_What to do_
Below are records; copy every line in them that holds the word "icon".

START Material to process

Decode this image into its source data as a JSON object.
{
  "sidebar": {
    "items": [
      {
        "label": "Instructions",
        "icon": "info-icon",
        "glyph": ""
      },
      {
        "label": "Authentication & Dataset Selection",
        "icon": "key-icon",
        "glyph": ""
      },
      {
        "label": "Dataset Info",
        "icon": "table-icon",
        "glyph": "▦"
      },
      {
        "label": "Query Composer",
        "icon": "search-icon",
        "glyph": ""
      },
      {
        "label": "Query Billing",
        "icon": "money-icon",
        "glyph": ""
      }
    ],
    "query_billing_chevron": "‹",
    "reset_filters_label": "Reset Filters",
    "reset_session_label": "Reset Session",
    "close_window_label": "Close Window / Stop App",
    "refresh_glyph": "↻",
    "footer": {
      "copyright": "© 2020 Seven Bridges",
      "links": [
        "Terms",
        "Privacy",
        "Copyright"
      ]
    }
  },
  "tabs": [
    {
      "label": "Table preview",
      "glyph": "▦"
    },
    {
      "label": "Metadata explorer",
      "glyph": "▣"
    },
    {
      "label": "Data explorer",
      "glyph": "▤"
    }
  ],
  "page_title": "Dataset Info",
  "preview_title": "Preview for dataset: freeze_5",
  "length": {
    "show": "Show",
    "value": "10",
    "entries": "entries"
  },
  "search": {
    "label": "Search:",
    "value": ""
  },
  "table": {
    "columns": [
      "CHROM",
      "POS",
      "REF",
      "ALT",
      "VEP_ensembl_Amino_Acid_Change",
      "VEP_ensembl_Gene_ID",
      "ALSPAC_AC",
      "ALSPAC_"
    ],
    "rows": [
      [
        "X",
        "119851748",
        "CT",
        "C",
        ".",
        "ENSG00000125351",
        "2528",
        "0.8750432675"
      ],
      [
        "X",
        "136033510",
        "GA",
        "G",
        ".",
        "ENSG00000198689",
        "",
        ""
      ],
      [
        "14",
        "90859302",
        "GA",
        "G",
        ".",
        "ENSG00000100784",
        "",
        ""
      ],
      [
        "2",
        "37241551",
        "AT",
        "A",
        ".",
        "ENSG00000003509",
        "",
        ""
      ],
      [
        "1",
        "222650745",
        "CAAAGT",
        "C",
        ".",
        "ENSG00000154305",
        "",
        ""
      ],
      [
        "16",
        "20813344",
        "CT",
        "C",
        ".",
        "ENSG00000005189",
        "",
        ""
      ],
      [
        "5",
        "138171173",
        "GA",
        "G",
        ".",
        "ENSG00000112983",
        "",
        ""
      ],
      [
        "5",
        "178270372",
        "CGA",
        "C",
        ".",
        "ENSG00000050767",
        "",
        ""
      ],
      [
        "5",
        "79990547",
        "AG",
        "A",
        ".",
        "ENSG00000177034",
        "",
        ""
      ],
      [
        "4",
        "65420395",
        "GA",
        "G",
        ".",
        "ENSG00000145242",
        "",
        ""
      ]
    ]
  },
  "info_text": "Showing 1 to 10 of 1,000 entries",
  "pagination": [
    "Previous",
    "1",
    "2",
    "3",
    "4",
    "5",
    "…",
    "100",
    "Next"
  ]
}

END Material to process

_Response to this task_
        "icon": "info-icon",
        "icon": "key-icon",
        "icon": "table-icon",
        "icon": "search-icon",
        "icon": "money-icon",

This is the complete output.